T.E.R:R.A.I.N - Taranaki Educational Resource: Research, Analysis and Information Network


Ciborinia camelliae (Camellia Flower Blight)

Kingdom: Fungi
Division: Ascomycota
Class: Ascomycetes
Order: Helotiales
Family: Sclerotiniaceae
Genus:  Ciborinia
Species: C. camelliae
Scientific name: Ciborinia camelliae
Synonym: Sclerotinia camelliae
Common name: Camellia Flower Blight, Petal Blight 

Camellia Flower Blight is caused by the fungus Ciborinia camelliae, one of the largest classes of fungi, containing about 30,000 species. This fungus that attacks only opened flower parts and is promoted by rainy or moist weather. Most of the 3,000 named Camellia species and cultivars are affected by this fungus.
At first, small brown necrotic spots appear on the petals, with centers discolouring first. Later these spots enlarge and eventually cover the whole petal. After a few days, the whole flower becomes brown and the flowers drop prematurely. These spots can be distinguished easily from weather injury, which is usually indicated by lighter colored spots and is limited to the outer margin of camellia flowers. Closed flowers cannot be infected but infection can take place at any time after the tips of the petals are visible in opening buds.

If the infected flower heads are left on the ground they will decompose, becoming the fungi's passage into the soil. Once in the soil, the fungi can survive for three to four years. The fungi begin to emerge from dormancy when weather conditions are warm and moist. You can see mushroom like structures arise from the over-wintering fungi. They release millions of microscopic spores which are carried by the wind to emerging and opening flowers.
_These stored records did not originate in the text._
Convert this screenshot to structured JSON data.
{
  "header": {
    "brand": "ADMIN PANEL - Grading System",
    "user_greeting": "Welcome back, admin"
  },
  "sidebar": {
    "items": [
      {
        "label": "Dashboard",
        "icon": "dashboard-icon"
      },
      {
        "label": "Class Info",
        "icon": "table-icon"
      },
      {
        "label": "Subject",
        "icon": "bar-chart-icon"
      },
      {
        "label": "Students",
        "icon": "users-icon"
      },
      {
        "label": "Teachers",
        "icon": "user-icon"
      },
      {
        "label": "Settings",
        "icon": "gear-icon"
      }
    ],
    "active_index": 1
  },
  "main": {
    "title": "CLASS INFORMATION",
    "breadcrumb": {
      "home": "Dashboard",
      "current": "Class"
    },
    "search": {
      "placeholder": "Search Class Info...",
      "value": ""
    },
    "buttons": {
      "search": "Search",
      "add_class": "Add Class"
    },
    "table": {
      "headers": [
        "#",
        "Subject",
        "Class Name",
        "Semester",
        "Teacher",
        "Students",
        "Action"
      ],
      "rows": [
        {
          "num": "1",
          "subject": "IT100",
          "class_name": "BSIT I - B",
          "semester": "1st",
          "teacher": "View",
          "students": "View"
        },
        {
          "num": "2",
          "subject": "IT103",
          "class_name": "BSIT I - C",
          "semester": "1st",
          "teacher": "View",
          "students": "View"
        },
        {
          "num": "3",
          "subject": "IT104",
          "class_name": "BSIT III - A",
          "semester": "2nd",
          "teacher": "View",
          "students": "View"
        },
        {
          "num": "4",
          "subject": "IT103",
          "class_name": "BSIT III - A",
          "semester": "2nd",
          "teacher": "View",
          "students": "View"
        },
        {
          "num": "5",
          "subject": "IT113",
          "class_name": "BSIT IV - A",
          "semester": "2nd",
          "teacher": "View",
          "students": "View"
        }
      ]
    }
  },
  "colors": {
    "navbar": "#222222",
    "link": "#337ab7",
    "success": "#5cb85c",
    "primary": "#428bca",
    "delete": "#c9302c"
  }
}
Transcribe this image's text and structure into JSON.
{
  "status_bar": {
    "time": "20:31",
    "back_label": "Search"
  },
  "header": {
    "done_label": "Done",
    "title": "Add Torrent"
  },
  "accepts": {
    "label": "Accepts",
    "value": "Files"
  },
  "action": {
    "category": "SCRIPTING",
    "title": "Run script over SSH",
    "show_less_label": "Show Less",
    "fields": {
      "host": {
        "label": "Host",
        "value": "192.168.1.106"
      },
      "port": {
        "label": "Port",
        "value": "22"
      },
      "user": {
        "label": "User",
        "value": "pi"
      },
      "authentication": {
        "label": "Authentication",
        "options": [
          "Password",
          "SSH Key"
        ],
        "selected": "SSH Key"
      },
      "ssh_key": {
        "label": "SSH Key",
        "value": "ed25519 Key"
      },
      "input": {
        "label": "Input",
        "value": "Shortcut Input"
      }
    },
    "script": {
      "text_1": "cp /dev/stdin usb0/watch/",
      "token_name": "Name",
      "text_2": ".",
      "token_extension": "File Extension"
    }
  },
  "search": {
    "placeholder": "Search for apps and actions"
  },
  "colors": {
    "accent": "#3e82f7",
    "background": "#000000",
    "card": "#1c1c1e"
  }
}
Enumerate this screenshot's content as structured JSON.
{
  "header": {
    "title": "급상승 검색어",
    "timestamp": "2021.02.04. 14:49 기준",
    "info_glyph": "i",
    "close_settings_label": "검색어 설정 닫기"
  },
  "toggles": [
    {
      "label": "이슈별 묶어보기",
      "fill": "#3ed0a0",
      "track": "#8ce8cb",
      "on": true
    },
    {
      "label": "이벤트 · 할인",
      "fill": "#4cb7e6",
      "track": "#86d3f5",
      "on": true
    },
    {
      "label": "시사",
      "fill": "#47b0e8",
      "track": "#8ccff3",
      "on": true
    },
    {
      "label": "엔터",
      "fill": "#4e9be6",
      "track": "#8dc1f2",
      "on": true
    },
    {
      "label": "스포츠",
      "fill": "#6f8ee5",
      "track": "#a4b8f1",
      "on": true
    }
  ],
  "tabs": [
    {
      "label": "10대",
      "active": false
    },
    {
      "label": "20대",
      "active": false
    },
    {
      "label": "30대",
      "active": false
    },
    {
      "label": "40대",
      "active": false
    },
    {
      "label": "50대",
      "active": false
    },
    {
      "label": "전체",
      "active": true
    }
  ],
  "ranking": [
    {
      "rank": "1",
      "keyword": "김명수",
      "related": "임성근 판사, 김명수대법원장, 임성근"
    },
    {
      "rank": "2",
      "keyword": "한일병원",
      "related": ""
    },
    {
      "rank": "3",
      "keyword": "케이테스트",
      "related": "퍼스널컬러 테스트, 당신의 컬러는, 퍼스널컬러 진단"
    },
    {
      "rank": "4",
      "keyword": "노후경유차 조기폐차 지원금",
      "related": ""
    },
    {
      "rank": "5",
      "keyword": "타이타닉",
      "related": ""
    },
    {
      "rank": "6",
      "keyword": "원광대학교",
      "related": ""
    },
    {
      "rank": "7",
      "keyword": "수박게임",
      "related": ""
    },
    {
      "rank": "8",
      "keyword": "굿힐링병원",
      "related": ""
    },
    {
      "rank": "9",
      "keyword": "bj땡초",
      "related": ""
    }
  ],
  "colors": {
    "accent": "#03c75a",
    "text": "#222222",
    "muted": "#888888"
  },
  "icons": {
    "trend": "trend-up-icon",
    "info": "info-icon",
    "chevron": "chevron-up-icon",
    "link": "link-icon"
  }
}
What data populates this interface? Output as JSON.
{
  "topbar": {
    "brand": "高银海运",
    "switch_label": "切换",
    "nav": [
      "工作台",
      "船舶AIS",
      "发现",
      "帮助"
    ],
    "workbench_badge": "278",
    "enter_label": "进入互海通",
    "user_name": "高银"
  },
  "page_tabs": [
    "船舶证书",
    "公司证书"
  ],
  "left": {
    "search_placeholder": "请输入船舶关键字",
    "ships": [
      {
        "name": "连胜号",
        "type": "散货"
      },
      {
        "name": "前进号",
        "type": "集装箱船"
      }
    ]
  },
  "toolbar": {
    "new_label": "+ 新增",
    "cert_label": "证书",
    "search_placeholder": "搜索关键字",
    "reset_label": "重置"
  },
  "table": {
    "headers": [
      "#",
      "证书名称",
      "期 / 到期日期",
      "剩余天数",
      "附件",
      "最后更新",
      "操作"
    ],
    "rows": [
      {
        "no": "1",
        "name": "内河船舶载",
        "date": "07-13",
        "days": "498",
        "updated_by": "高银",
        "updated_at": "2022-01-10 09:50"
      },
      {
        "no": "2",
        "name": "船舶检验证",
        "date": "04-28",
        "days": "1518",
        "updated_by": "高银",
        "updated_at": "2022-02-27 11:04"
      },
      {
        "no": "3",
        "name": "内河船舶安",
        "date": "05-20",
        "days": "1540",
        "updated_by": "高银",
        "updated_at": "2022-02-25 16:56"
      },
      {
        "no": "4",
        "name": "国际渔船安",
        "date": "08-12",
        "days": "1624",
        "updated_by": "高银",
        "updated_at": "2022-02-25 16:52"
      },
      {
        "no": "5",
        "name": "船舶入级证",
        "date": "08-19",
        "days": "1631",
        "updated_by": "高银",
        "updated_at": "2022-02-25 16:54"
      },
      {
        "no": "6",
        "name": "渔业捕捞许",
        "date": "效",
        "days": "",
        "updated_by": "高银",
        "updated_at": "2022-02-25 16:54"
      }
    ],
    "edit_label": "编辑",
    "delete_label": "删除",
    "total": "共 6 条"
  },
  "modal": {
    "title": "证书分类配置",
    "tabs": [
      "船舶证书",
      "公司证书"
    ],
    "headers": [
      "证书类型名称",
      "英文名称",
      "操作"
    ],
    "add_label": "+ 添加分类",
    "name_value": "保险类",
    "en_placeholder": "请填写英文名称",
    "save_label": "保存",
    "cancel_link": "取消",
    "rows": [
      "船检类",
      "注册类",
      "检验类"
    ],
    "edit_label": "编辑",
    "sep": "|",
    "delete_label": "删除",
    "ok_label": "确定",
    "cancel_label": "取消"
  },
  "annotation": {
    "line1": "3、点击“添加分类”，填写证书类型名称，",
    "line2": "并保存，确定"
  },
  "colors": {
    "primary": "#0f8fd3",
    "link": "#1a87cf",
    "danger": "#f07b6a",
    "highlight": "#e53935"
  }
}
Spores are windblown and can travel up to 2 kilometres. The disease can also be spread from flower to flower by direct contact. The spores germinate if moisture is present and if conducive temperatures (15-21 degrees C) are provided. When these conditions are met, infection occurs, and the blighted flower symptoms begin to appear. As the fungi progresses, the flowers fall to the ground only to start the cycle once again.
Examine the fallen flower heads for small, hard black bodies called sclerotia. These are hard brown or black fungus bodies which develop in the base of old infected flowers. Sclerotia later produce one or more mushroom-like growths (apothecia), which, in turn, produce spores to cause new petal infections. Sclerotia can survive in soil at least 4 years and serve as a source of apothecia each year. Sclerotia are active during the normal flowering period of camellia.
There is no satisfactory method for controlling camellia flower blight at present and there is no indication that a satisfactory control procedure will be developed in the foreseeable future.